‘AirTalk’ Live – One Small Step, 50 Years Later
Fifty years ago, on July 20, 1969, more than 600 million people worldwide tuned in to watch astronauts Neil Armstrong and Buzz Aldrin become the first humans to set foot on the moon.
Armstrong’s famous words as he took those first steps were no exaggeration; the moon landing was unquestionably a “giant leap for mankind.” That momentous day changed science, technology, and culture in ways that are still being felt today.
Audienced joined a live broadcast of “AirTalk” with Larry Mantle on July 19 in our Crawford Family Forum as Larry and a panel of guests commemorated the 50th anniversary of the Apollo 11 landing and looked at its impact on the Southern California region.
John Casani – veteran JPL chief engineer who joined the early Pioneer moon program and went on to lead several of NASA’s missions to deep space, including the designs for the Ranger and Mariner spacecrafts. In 2009, he was honored with the Smithsonian National Air and Space Museum's prestigious lifetime achievement award, the museum’s highest honor.
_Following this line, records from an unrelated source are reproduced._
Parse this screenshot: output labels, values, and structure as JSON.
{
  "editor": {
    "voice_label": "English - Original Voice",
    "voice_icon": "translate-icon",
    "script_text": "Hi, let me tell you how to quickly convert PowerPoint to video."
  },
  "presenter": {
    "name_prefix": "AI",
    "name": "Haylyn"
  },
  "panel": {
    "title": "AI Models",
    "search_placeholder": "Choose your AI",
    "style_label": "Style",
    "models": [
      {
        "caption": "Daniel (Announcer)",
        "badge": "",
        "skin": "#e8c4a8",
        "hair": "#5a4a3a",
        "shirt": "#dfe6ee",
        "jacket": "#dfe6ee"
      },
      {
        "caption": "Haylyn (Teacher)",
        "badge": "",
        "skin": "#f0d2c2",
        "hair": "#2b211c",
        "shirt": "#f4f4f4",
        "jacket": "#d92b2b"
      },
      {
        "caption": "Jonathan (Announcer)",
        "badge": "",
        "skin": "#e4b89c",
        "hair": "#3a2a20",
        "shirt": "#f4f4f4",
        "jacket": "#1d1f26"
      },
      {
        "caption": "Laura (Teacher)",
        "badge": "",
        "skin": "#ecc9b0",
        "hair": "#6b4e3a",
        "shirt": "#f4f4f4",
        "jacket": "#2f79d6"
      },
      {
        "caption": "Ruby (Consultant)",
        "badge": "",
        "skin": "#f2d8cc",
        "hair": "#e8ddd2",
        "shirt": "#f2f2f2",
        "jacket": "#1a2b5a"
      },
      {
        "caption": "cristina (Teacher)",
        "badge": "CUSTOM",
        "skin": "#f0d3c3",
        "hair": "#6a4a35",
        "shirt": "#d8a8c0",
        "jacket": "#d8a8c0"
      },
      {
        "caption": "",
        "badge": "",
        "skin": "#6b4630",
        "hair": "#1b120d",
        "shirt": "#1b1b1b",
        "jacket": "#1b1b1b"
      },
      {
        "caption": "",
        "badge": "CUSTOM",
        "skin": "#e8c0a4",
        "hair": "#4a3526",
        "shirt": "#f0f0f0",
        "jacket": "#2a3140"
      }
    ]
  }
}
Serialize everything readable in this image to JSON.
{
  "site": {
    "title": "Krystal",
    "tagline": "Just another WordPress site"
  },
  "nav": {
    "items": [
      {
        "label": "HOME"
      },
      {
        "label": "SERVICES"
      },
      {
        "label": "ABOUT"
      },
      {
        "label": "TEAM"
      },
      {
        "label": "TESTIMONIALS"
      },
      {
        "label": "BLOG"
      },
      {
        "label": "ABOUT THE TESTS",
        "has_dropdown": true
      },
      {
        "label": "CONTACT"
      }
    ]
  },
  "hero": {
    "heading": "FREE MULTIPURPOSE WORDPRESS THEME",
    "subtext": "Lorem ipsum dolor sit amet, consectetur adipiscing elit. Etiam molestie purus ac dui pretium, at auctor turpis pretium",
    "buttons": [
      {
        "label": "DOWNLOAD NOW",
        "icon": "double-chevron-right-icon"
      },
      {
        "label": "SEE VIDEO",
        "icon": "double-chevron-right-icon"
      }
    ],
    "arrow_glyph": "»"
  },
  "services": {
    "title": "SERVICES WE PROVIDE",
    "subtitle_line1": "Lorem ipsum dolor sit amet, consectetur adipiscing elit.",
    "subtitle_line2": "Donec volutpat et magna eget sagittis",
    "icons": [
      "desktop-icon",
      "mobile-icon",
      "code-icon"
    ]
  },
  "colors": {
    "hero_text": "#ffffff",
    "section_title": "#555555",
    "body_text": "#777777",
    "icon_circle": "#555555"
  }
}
Peter J. Westwick – director of the Aerospace History Project at the Huntington-USC Institute on California and the West. He’s a research professor of history at USC and the editor and author of several books, including “Blue Sky Metropolis: The Aerospace Century in Southern California” (2012 Huntington Library and University of California Press) and “Into the Black: JPL and the American Space Program, 1976–2004” (2011 Yale University Press)
Anita Sengupta – rocket scientist, aerospace engineer, and research associate professor of astronautics at USC. She was an entry, descent, and landing (EDL) engineer at NASA’s Jet Propulsion Laboratory for 16 years and responsible for the supersonic parachute system integral for the Curiosity Rover landing on Mars in 2012. She tweets @Doctor_Astro.
The event also featured a prerecorded interview with Frances “Poppy” Northcutt, the first woman to work in an operational support role at NASA’s Mission Control Center in Houston during the Apollo program. She tweets at @poppy_northcutt and was also featured in the documentary film “Apollo 11: First Steps Edition.”